Lady Gaga can get away with wearing meat to the MTV Video Music Awards and giving birth to an alien race in a music video -- so what on earth did she do to get kicked off YouTube?
Little Monsters checking in with Gaga's video diary on Thursday were stunned to find her YouTube channel replaced by this message: This account has been suspended due to multiple or severe violations of YouTube's copyright policy. And just as she was on the edge of glory! What did Gaga do to offend the Google-owned video network?
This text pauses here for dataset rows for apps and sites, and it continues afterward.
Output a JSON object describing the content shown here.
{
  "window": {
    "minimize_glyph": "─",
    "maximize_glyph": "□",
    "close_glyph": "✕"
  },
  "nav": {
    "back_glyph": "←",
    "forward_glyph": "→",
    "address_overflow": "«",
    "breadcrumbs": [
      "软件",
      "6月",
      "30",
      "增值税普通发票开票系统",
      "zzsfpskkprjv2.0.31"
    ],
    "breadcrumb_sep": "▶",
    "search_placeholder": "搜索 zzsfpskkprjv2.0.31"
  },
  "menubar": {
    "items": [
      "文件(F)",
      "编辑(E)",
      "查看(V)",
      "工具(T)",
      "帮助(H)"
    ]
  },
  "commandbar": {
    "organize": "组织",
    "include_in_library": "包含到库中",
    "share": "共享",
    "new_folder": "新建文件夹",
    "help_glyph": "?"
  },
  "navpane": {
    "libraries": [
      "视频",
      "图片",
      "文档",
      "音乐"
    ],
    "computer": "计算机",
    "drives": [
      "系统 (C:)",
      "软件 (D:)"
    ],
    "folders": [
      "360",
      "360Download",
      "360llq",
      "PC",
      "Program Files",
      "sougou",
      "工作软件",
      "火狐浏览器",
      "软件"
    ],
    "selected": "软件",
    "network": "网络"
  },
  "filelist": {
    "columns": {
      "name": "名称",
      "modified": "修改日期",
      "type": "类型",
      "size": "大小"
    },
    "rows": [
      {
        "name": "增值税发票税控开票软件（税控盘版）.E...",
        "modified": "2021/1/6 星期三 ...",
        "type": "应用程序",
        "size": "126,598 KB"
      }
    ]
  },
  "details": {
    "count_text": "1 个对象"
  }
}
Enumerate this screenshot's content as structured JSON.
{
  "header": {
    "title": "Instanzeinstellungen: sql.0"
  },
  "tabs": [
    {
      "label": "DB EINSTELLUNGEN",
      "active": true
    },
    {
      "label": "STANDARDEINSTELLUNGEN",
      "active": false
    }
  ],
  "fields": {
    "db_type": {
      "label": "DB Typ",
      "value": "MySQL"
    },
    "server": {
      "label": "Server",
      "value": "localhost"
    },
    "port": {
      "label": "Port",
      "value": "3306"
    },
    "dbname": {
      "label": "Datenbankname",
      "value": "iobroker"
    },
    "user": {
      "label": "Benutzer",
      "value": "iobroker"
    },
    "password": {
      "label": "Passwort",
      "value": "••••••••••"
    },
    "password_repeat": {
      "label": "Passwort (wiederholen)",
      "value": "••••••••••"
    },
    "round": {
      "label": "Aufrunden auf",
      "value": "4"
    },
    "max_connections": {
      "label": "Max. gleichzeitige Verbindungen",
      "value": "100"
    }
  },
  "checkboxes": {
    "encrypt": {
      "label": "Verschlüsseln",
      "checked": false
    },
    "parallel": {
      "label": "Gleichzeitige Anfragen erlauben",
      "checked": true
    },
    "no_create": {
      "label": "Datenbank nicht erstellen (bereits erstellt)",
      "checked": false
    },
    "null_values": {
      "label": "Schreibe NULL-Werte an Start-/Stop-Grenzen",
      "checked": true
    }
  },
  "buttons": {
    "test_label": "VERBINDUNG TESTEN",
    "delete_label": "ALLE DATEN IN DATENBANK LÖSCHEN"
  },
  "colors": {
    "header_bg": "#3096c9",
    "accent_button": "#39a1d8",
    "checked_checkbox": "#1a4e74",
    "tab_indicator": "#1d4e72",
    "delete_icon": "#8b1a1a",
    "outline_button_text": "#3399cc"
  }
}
According to Time Out Tokyo, Gaga's "severe violation" was posting her July 12 appearance on a Japanese TV show called SMAPxSMAP. The clip featured the singer performing a ten-minute medley of "The Edge of Glory," "Born This Way" and "You and I," with occasional Japan-themed interjections like, "You taste like sake when you kiss me!" At one point, she emerges from a box in a black dust mask; at another, she plays at a piano made of giant bejeweled hands. You know, typical Gaga.
Unfortunately, the singer's management failed to secure the rights to the TV clip, provoking a copyright complaint by the overzealous copyright-protection group Media Interactive, Inc. (You'd think she'd have some copyright claim since it's her own music -- but perhaps not.) Gaga has yet to comment on the YouTube shutdown, though earlier this week, she tweeted about her appearance: "My performance+cooking show appearance on SMAP SMAP is airing now in Japan. Kawaii Monsters!"
Fortunately, the rest of the week's Lady Gaga news is much happier. It was announced Thursday morning that her Monster Ball HBO concert special was nominated for five Emmys. ("I'm crying, so proud!" the singer tweeted.) A few hours later, Gaga informed fans that China was had lifted its ban on the sale of her album Born This Way. (China and other conservative nations had objected to the album's "pro-gay content.")
"Our trip to Asia has been enlightening + promising," Gaga tweeted after announcing the news. "Stand strong!"
We expect that YouTube will follow suit soon, and lift its own ban. After all, a YouTube without Lady Gaga would be sadder than a Twitter without Justin Bieber!